Locally, all categories of housing have now returned to a their approximate price levels of August 2010. The modest price declines this year have been tempered by the historically-low interest rates. In early September, the best rate available through Mortgage Brokers for a five-year closed mortgage was 2.89 per cent; for seven years, it was 3.59 per cent. With rates this low, a mortgage with a five-year term and a 25-year amortization will result in payments of only $468 per month for each $100,000 borrowed.

While these low rates are the key reason for our relatively modest price declines, they also highlight the vulnerability of future house prices to rising interest rates.

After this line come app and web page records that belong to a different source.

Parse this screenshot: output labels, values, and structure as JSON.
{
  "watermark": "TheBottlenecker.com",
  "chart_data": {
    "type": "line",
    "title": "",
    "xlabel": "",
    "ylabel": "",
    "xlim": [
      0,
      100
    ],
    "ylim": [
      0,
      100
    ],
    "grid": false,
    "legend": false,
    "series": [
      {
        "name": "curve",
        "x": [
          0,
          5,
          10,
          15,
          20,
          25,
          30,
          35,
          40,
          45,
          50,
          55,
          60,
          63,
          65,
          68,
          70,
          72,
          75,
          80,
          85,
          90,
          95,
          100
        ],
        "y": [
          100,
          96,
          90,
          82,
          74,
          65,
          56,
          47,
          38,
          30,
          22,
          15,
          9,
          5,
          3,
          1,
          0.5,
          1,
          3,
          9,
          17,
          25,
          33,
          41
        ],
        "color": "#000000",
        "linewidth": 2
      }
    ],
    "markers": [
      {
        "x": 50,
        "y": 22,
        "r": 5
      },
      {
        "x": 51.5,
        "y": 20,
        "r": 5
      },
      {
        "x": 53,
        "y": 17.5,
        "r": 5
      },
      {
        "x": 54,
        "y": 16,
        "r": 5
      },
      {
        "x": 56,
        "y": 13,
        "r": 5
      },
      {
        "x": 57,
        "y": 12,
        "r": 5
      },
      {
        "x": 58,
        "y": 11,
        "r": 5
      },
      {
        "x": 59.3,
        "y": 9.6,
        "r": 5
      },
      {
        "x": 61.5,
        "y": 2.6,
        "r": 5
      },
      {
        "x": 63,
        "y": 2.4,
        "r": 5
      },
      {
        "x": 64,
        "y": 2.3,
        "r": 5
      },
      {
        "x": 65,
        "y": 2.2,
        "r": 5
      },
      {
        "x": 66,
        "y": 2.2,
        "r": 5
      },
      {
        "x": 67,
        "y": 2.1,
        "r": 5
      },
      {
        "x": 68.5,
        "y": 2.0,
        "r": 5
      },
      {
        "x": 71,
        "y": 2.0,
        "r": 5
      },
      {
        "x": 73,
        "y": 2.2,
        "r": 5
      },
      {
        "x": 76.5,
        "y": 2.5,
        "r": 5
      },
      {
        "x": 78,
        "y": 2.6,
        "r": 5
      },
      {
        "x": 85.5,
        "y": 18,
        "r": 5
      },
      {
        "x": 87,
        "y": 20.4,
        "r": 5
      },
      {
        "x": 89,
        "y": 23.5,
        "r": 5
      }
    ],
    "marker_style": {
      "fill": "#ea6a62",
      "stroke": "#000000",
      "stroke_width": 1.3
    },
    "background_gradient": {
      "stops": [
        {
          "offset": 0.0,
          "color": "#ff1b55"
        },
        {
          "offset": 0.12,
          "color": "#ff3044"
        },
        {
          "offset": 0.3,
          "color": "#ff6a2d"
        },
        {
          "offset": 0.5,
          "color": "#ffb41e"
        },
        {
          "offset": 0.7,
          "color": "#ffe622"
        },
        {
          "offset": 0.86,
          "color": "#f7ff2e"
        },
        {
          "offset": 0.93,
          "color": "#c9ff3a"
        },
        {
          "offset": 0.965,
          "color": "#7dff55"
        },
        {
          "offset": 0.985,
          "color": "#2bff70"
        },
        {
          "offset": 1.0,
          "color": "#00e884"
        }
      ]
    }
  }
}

Significant increases are probably several years off, but they will inevitably occur.

It is not my intent to spread doom and gloom about our housing prospects. Rather, it is to ensure sellers understand the market and price realistically, if they expect their home to sell.

Buyers need to realize they have moved to the driver’s seat. It is clearly a buyer’s market; they need not be rushed into making a deal. A buyer’s patience is far more likely to be rewarded.

The real estate tide is turning; it has not reached its low point.

A retired corporate executive, enjoying post-retirement as a financial consultant, Peter Dolezal is the author of three books. His most recent, The SMART CANADIAN WEALTH-BUILDER, is now available at Tanner’s Books, and in other bookstores.

 

 

Just Posted

Peninsula firefighters spend the summer in intensive training

No rest for personnel as they improve high tower, role-plays and marina fire fighting skills

VIDEO: RCMP officer killed in the line of duty remembered ‘through the laughter of children’

Sarah Beckett Memorial Playground opens with ceremony in Langford

B.C. police watchdog investigating high-speed crash in Victoria

Police watchdog called in after dramatic early morning crash at Bay and Douglas intersection

Westhills Stadium launches expanded stadium with ceremony, excitement

expanded stadium accommodates 6,000 spectators

NCAA basketball comes to UVic this fall

Eight-team tournament features top university women’s basketball teams Nov. 28-30

Trudeau to meet with U.K. and Japanese prime ministers ahead of G7 summit

French President Emmanuel Macron, this year’s G7 host, has little expectations of a unified front from the leaders

B.C. RCMP plane chases fleeing helicopter as part of major cross-border drug bust

The helicopter eventually landed at a rural property near Chilliwack

Vancouver Island man dead after reported hit-and-run incident

Oceanside RCMP seek public’s help gathering information

Thousands cycle to conquer cancer

The 11th annual Ride to Conquer Cancer took place Saturday morning, Aug. 24 in Surrey, B.C.

PHOTOS: Brazil military begins operations to fight Amazon fires

Amazon fires have become a global issue, escalating tensions between Brazil and European countries

Racist confrontation in Richmond parking lot caught on camera

Woman can be heard yelling racial slurs, swear words at woman in apparent parking dispute

Groups ready campaign to help young voters identify ‘fake news’ in election

The media literacy campaign to focus on identifying misinformation and suspicious sources online

Big rally in northern B.C. draws attention to continuing lumber crisis

Mayor Joan Atkinson says about 400 workers have been directly affected by the closure of the Canfor mill

Orangeville Northmen take Minto Cup at Langley Events Centre

Swept best-of-five series 3-0 over Victoria Shamrocks

Most Read